━━━ LISTED ENTRIES

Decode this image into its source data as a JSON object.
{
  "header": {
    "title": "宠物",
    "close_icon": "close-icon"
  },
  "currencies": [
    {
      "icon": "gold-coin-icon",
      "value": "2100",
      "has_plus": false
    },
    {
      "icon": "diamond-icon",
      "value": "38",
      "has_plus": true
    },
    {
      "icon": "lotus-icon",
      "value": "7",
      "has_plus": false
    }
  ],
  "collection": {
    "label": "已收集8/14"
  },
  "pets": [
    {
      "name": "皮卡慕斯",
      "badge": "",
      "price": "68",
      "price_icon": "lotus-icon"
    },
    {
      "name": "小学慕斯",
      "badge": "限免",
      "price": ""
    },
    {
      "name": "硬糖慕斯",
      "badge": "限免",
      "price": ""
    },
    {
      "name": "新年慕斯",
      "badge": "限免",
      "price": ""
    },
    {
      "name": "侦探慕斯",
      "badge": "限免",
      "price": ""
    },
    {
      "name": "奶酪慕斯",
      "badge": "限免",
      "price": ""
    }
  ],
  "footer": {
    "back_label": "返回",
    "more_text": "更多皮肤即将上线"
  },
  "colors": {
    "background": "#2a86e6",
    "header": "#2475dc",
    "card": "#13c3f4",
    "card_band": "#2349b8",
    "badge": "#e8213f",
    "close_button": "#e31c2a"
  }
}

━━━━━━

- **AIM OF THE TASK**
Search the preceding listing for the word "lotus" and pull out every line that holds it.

- **PROBLEM SOLUTION**
      "icon": "lotus-icon",
      "price_icon": "lotus-icon"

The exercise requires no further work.